▸ **Task to complete**
Examine each line of the data. Copy those that contain the string "First".
--*--
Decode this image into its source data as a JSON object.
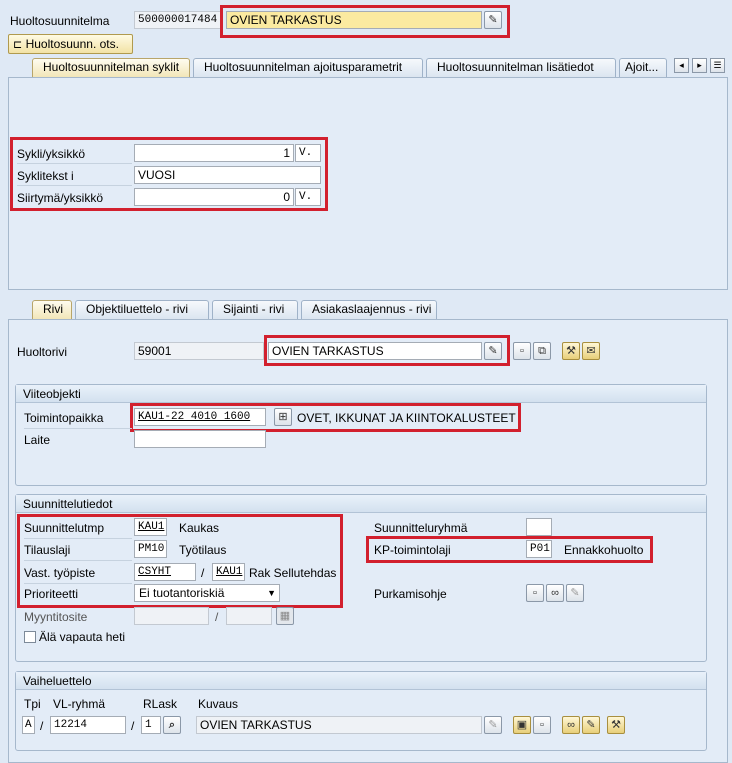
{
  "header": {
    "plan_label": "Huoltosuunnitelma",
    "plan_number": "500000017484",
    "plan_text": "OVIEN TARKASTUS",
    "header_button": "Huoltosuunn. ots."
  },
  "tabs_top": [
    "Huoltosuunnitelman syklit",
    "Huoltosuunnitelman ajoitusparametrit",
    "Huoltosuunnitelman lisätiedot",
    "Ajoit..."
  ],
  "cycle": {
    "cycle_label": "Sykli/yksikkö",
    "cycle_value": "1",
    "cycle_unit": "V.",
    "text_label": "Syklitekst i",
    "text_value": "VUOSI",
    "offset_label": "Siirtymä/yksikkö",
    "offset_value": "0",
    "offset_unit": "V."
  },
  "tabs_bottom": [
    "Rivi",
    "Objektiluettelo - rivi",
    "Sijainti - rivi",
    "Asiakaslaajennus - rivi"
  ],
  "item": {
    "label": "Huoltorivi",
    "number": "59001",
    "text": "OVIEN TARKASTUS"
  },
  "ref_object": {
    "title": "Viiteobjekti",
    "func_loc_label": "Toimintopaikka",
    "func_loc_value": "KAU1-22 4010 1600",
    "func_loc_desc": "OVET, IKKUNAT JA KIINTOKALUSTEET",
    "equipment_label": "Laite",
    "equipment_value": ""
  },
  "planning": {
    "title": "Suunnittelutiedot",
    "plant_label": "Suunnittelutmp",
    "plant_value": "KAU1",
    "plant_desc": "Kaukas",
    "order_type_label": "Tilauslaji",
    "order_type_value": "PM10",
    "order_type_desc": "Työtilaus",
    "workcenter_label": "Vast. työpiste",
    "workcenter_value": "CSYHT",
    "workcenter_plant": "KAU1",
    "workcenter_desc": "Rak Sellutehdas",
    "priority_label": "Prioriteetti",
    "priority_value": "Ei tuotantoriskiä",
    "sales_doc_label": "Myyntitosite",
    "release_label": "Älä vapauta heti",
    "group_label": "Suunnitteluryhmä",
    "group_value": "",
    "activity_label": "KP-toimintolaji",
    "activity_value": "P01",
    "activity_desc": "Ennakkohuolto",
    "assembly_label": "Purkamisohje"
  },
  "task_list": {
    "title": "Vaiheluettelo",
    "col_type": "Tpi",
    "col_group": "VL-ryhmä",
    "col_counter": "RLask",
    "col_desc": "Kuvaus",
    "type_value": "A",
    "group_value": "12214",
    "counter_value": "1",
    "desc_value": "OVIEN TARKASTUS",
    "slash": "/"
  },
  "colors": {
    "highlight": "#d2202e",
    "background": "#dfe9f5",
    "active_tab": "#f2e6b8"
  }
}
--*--
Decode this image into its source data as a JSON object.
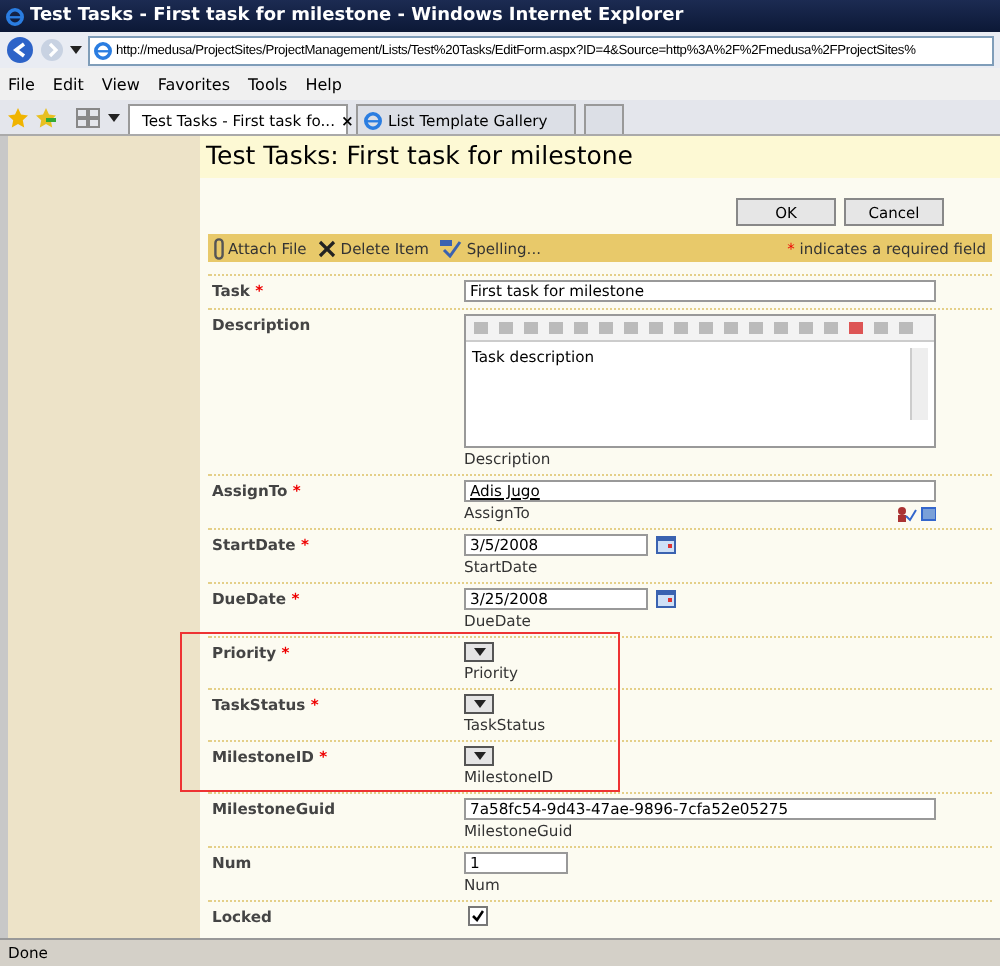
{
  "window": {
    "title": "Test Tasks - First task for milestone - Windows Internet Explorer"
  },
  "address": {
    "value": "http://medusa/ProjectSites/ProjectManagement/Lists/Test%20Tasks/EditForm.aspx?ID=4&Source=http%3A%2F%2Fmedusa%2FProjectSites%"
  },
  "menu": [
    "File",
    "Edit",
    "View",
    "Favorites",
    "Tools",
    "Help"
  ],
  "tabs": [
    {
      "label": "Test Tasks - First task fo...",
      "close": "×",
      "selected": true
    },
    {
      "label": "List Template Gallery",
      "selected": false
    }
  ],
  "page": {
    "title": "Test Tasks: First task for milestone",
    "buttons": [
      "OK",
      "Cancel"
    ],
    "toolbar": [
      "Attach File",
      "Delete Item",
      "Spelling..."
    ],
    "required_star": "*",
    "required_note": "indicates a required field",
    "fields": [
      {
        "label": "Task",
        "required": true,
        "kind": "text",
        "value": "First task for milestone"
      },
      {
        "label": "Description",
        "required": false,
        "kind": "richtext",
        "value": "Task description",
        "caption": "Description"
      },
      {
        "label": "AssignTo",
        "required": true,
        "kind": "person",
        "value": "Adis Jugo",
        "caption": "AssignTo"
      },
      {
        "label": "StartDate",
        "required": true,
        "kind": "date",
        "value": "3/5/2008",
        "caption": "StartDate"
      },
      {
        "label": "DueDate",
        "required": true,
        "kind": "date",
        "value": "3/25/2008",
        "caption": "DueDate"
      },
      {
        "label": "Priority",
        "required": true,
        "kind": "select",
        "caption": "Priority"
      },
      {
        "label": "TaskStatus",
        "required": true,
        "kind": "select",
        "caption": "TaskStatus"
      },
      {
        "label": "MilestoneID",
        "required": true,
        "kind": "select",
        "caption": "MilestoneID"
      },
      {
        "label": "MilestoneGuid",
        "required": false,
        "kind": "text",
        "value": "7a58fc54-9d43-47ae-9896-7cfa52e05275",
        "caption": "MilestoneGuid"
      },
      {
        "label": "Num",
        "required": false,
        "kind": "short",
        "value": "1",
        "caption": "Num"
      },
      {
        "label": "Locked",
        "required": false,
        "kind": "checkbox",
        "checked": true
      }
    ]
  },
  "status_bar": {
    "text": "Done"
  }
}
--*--
▸ **Worked solution**
    "title": "Test Tasks - First task for milestone - Windows Internet Explorer"
      "label": "Test Tasks - First task fo...",
    "title": "Test Tasks: First task for milestone",
        "value": "First task for milestone"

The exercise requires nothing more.